* [What to work on]:
Determine how many lines in the listing hold "title" and give only that number.

* [Information provided]:
########################################

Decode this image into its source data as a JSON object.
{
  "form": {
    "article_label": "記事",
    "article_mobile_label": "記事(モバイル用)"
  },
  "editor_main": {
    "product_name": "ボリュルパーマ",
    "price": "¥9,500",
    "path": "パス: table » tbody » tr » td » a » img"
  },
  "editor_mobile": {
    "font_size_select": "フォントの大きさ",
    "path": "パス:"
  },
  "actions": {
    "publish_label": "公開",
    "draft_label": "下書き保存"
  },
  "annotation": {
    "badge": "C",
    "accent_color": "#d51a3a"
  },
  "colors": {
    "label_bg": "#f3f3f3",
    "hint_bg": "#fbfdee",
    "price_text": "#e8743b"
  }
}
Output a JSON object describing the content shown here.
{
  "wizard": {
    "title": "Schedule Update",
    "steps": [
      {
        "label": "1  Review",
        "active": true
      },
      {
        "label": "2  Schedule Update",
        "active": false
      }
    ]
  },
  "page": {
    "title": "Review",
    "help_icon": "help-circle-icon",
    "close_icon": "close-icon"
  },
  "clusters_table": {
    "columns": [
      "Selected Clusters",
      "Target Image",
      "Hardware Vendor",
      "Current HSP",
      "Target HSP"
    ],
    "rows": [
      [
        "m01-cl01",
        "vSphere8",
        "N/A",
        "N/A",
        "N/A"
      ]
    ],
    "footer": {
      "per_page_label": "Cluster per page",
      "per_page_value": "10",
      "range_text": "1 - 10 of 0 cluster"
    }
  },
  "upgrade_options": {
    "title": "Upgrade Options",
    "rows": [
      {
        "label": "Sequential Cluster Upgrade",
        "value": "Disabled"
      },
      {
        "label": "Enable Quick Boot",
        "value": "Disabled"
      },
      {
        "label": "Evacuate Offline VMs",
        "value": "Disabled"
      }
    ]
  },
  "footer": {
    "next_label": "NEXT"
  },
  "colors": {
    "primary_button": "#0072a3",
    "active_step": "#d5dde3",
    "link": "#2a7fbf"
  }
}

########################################

* [Response]:
3